Recently I had a Java exam at university. Usually how I prep for this kind of programming exam is studying with my best friend. We were studying object oriented programming using lists, double linked lists etc.

There were three tasks on the exam, the first one was about linked lists, the other two were some random math tasks. I did the first one and my friend did all three. We both got 0 points because our first task, which can only be done in two possible ways, was too similar. The obvious reason for this is because we spent quite some time studying together and using the same syntax.

I do not know what to do now and how to confront my professor without him getting mad and making it worse. I feel bad now and it hurts me much so I was thinking about dropping uni due to it's flaws.

Is there anything I can do to to recover from this?

  • 5
    I’m voting to close this question because no question is asked. – Anonymous Physicist May 31 at 11:18
  • 4
    @AnonymousPhysicist, certainly one is implied. "What should I do now?" – Buffy May 31 at 11:52
  • 1
    I suggest you, CupidONO, add an explicit question to the end of your post to avoid complications here. I think people are being overly picky about the rules here, but being explicit would end that. – Buffy May 31 at 12:20
  • 1
    I edited to add my understanding of the implicit question. The OP can edit the post as usual. – Buffy May 31 at 12:24
  • 2
    @FedericoPoloni, no "harm" for a long time user, perhaps, but a bit insulting to a new user when the fix is easy - easier than getting the question reopened. Being overly didactic isn't helping here. – Buffy May 31 at 12:35

I think your best option is to explain how you studied to the professor. If you saved any of the work you did while studying it would help to show it. Perhaps it was just a matter of using similar names for things - which might be natural for two people studying together.

But, if you haven't cheated on the exam, just continue to insist that you did not. If you don't get satisfaction, escalate it up whatever chain of authority is open to you.

It would be fairly quick and easy for the professor to give you a short, possibly oral, exam to see whether you know what the test was supposed to measure.

  • Thank you very much for the help, i do have folders of all of the exercises i did and the dates of projects.A lot of them were same as that first task on the exam. – CupidONO May 31 at 11:23
  • I think the response is good, but OP should give more time before accepting, as others may have further replies. – Captain Emacs May 31 at 12:01
  • They can change the acceptance at any time, of course, @CaptainEmacs – Buffy May 31 at 12:06
  • I did that, feel free to give your opinions as they mean a lot. – CupidONO May 31 at 13:47
  • 1
    @CaptainEmacs, owie owie owie. ;-) – Buffy May 31 at 15:28

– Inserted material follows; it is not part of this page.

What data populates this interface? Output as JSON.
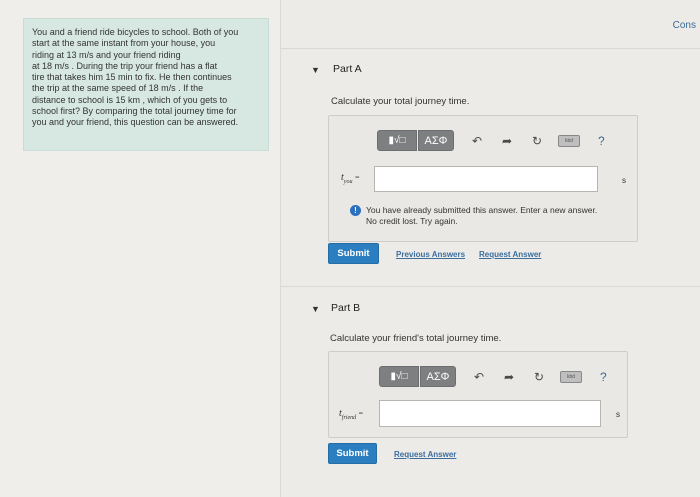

Universities generally have a process for arbitrating disputes between professors and students concerning accusations of cheating. Ask at your department or major adviser what the process is. Typically it will go something like

  1. Talk to the professor and informally try to resolve the dispute.

  2. If that does not help, file a written petition explaining what happened and why you believe you were unjustly punished.

  3. In some cases you will have the right to a hearing in which you can present your case to an independent panel of people other than your professor. You may even be officially entitled to enjoy the benefit of the doubt, in the sense that in such a hearing it is the professor who will have the burden of proving that you cheated, rather than you having to prove your innocence.

I was once part of a panel in a university hearing of this type where a professor was convinced that two students collaborated in a coding assignment because some automatic plagiarism detection software assigned their assignments a high plagiarism score. Looking at the work, we concluded there was no plagiarism and ruled against the professor.

When you pursue justice, keep in mind that no one wants to punish you unjustly, and certainly no one wants you to drop out of university. Even the professor is likely just misguided in his beliefs rather than having bad or malicious intent. He is quite likely to be open to persuasion via reason and facts. Argue your case calmly and logically and I’m fairly confident you will prevail. Good luck!

  • Thank you sir, i will defend my case with good arguments.What hurts me the most is how all of this was unnecessary to me and to my friend and even to the professor who thought we cheated. – CupidONO May 31 at 18:23

Not the answer you're looking for? Browse other questions tagged or ask your own question.